Cooperstown Central School has joined other local schools is calling for the elimination of the Gap Elimination Adjustment.
The CCS Board of Education voted unanimously on March 5 to call for the state to eliminate the GEA.
CCS has lost $3,313,424 in state aid since the GEA was introduced in the 2010-2011 budget year.
The New York legislature originally introduced the measure, sometimes referred to as a “take back” because it reduces previously promised aid, to close a $10-billion-budget deficit. School officials have admitted that they were never happy about the plan, however as the state’s budget gap has closed and with rumors of a surplus growing, school boards and officials have become more vocal.
“This governor (Andrew Cuomo) came in and said we have a $10-billion-budget gap.
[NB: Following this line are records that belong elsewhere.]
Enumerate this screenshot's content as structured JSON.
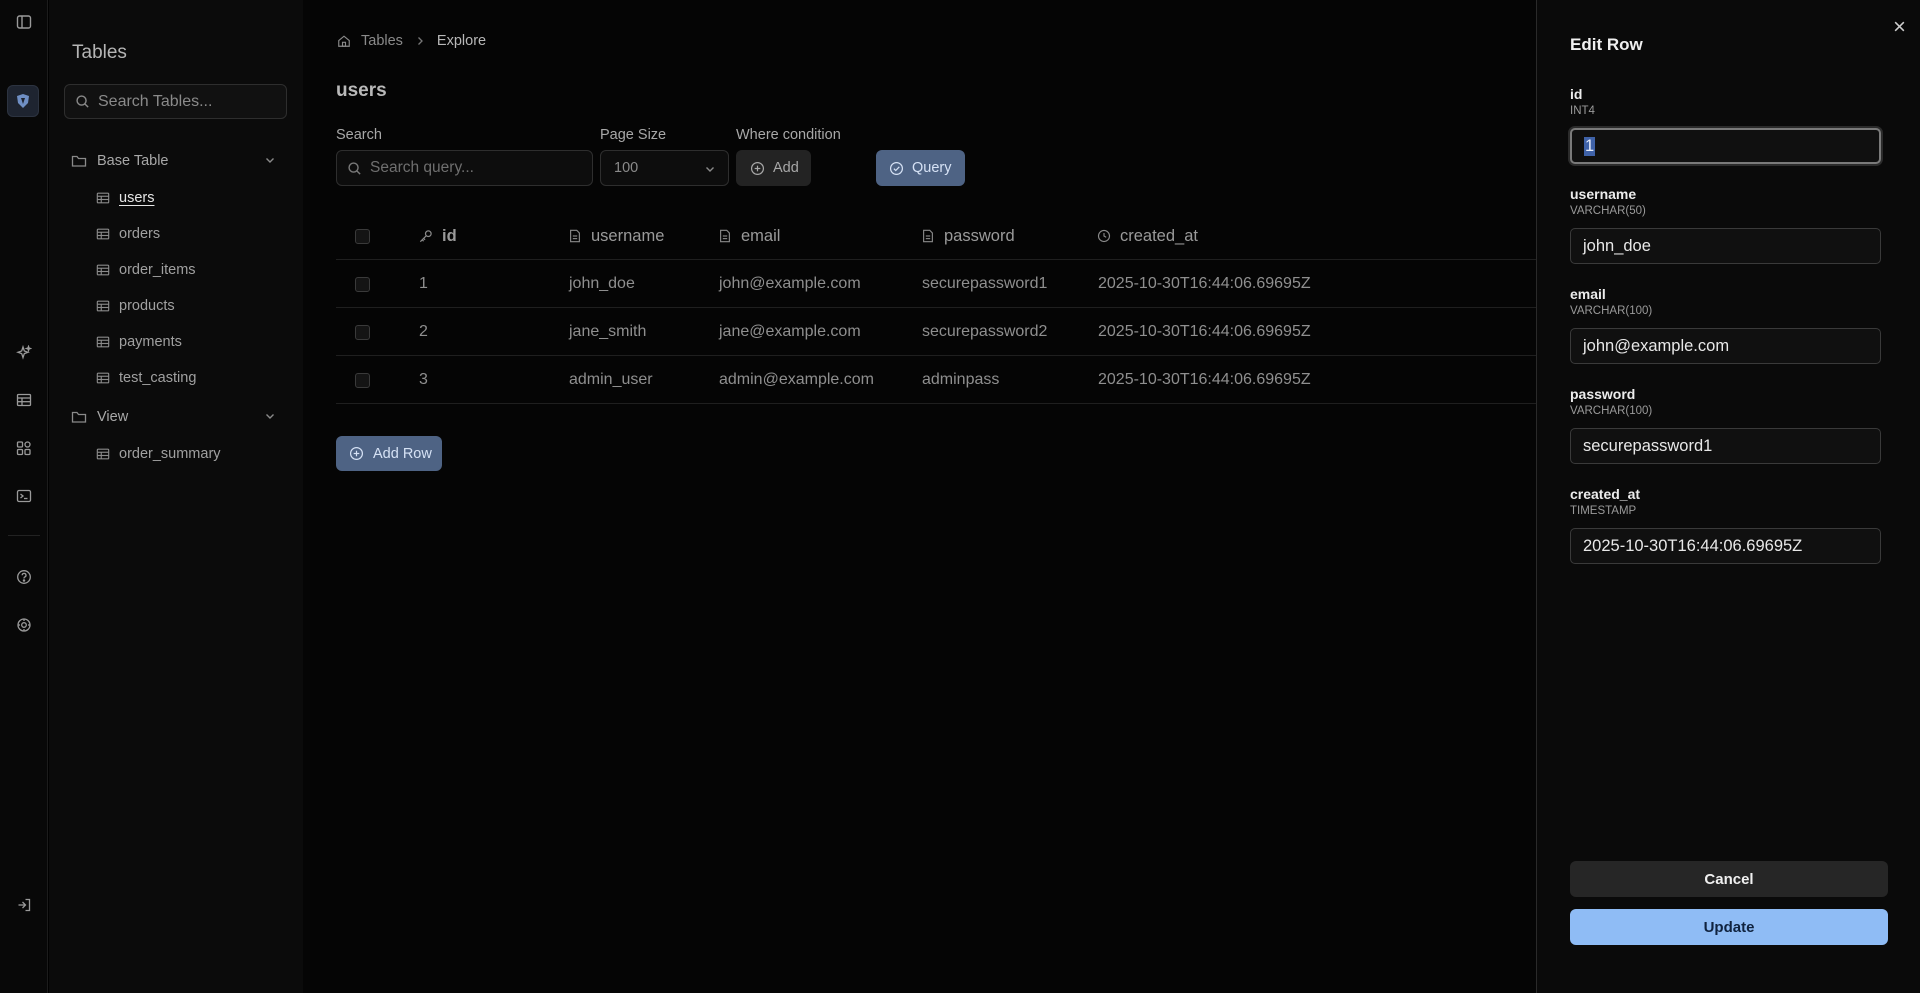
{
  "rail": {
    "icons": [
      "sidebar-toggle-icon",
      "logo",
      "sparkles-icon",
      "table-icon",
      "shapes-icon",
      "terminal-icon",
      "help-icon",
      "settings-icon",
      "logout-icon"
    ]
  },
  "sidebar": {
    "title": "Tables",
    "search_placeholder": "Search Tables...",
    "folders": [
      {
        "label": "Base Table",
        "items": [
          "users",
          "orders",
          "order_items",
          "products",
          "payments",
          "test_casting"
        ]
      },
      {
        "label": "View",
        "items": [
          "order_summary"
        ]
      }
    ],
    "active_item": "users"
  },
  "main": {
    "breadcrumb": {
      "root": "Tables",
      "current": "Explore"
    },
    "title": "users",
    "search": {
      "label": "Search",
      "placeholder": "Search query..."
    },
    "page_size": {
      "label": "Page Size",
      "value": "100"
    },
    "where": {
      "label": "Where condition",
      "add_label": "Add"
    },
    "query_label": "Query",
    "add_row_label": "Add Row",
    "table": {
      "columns": [
        "id",
        "username",
        "email",
        "password",
        "created_at"
      ],
      "rows": [
        [
          "1",
          "john_doe",
          "john@example.com",
          "securepassword1",
          "2025-10-30T16:44:06.69695Z"
        ],
        [
          "2",
          "jane_smith",
          "jane@example.com",
          "securepassword2",
          "2025-10-30T16:44:06.69695Z"
        ],
        [
          "3",
          "admin_user",
          "admin@example.com",
          "adminpass",
          "2025-10-30T16:44:06.69695Z"
        ]
      ]
    }
  },
  "panel": {
    "title": "Edit Row",
    "fields": [
      {
        "name": "id",
        "type": "INT4",
        "value": "1"
      },
      {
        "name": "username",
        "type": "VARCHAR(50)",
        "value": "john_doe"
      },
      {
        "name": "email",
        "type": "VARCHAR(100)",
        "value": "john@example.com"
      },
      {
        "name": "password",
        "type": "VARCHAR(100)",
        "value": "securepassword1"
      },
      {
        "name": "created_at",
        "type": "TIMESTAMP",
        "value": "2025-10-30T16:44:06.69695Z"
      }
    ],
    "cancel_label": "Cancel",
    "update_label": "Update"
  },
  "colors": {
    "accent": "#8fbcf5",
    "button_blue": "#4e6384",
    "background": "#000000"
  }
}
People understand that,” CCS Superintendent C.J. Hebert said. “But with certain messages from Albany saying that there is going to be a surplus, if not this year, then in 2016 or 2017, it appears there is going to be money in the coffers.
“I know there are going to be a lot of people wanting some of that money,” he continued, “but it makes little sense (to spend it elsewhere) when the state hasn’t sufficiently funded schools.”
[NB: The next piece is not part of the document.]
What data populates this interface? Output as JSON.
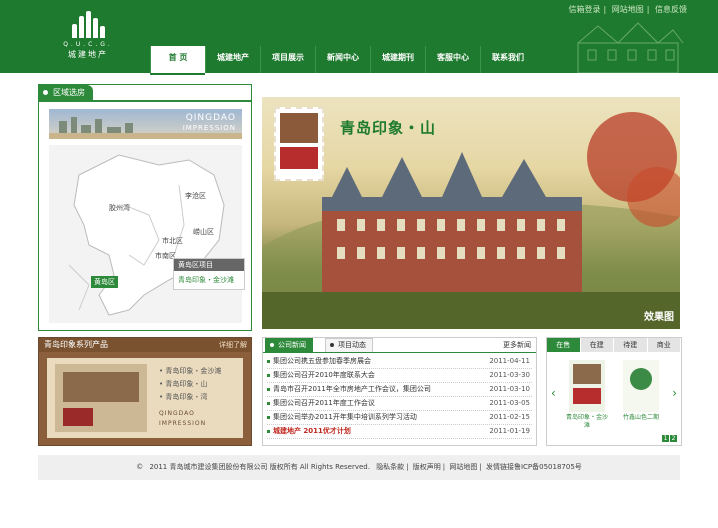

Hebert said that Cooperstown eliminated several staff and teaching positions the past four years, and will continued to have to eliminate staff and programs if the GEA continues.
“People have gotten a little frustrated with it,” he said. “It feels like we are constantly beating our heads against a wall.”
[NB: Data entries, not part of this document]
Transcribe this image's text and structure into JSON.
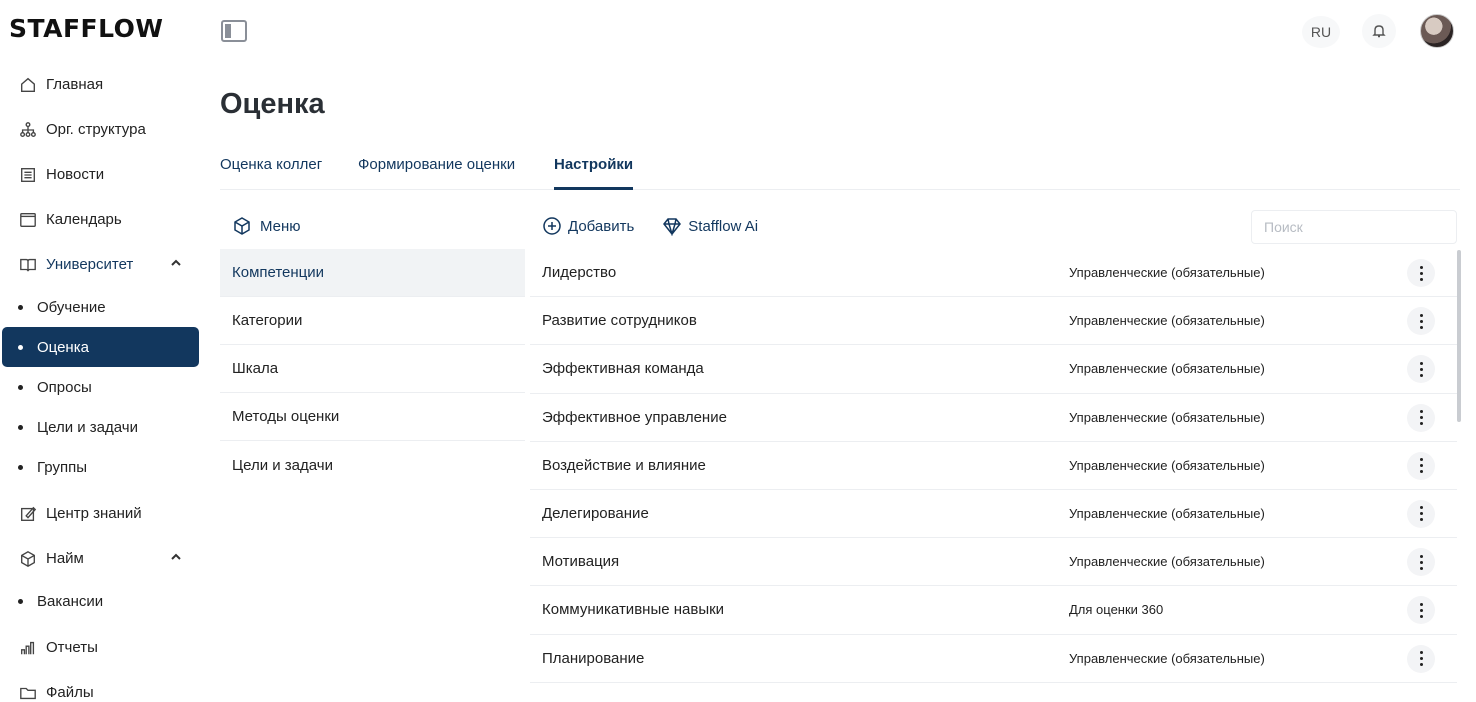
{
  "app": {
    "logo": "STAFFLOW"
  },
  "sidebar": {
    "items": [
      {
        "label": "Главная",
        "icon": "home-icon"
      },
      {
        "label": "Орг. структура",
        "icon": "org-chart-icon"
      },
      {
        "label": "Новости",
        "icon": "newspaper-icon"
      },
      {
        "label": "Календарь",
        "icon": "calendar-icon"
      },
      {
        "label": "Университет",
        "icon": "book-icon",
        "expanded": true,
        "children": [
          "Обучение",
          "Оценка",
          "Опросы",
          "Цели и задачи",
          "Группы"
        ],
        "active_child": "Оценка"
      },
      {
        "label": "Центр знаний",
        "icon": "edit-icon"
      },
      {
        "label": "Найм",
        "icon": "box-icon",
        "expanded": true,
        "children": [
          "Вакансии"
        ]
      },
      {
        "label": "Отчеты",
        "icon": "bar-chart-icon"
      },
      {
        "label": "Файлы",
        "icon": "folder-icon"
      }
    ]
  },
  "header": {
    "lang": "RU",
    "bell_icon": "bell-icon",
    "avatar": "user-avatar"
  },
  "page": {
    "title": "Оценка"
  },
  "tabs": [
    {
      "label": "Оценка коллег",
      "active": false
    },
    {
      "label": "Формирование оценки",
      "active": false
    },
    {
      "label": "Настройки",
      "active": true
    }
  ],
  "settings_menu": {
    "head_label": "Меню",
    "items": [
      "Компетенции",
      "Категории",
      "Шкала",
      "Методы оценки",
      "Цели и задачи"
    ],
    "active": "Компетенции"
  },
  "toolbar": {
    "add_label": "Добавить",
    "ai_label": "Stafflow Ai",
    "search_placeholder": "Поиск"
  },
  "competencies": [
    {
      "name": "Лидерство",
      "category": "Управленческие (обязательные)"
    },
    {
      "name": "Развитие сотрудников",
      "category": "Управленческие (обязательные)"
    },
    {
      "name": "Эффективная команда",
      "category": "Управленческие (обязательные)"
    },
    {
      "name": "Эффективное управление",
      "category": "Управленческие (обязательные)"
    },
    {
      "name": "Воздействие и влияние",
      "category": "Управленческие (обязательные)"
    },
    {
      "name": "Делегирование",
      "category": "Управленческие (обязательные)"
    },
    {
      "name": "Мотивация",
      "category": "Управленческие (обязательные)"
    },
    {
      "name": "Коммуникативные навыки",
      "category": "Для оценки 360"
    },
    {
      "name": "Планирование",
      "category": "Управленческие (обязательные)"
    }
  ],
  "colors": {
    "accent": "#12375e",
    "active_nav_bg": "#12375e",
    "divider": "#eceef1"
  }
}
Milford Central School passed a similar resolution on Feb. 27. Cherry Valley-Springfield Superintendent Tim Ryan has also been critical of the GEA.
The CCS resolution stated that the school’s state aid is less now than it was in 2008-2009. At the same time school aid has been reduced, the legislature has also passed a property tax cap, leaving schools with little choice but to cut staff and reduce services. In addition, pension and health-care costs have risen and schools are dealing with a mandated implementation of the Common Core Learning Standards.
“We’re left in the unfortunate position of making significant cuts into valuable programs,” Hebert said.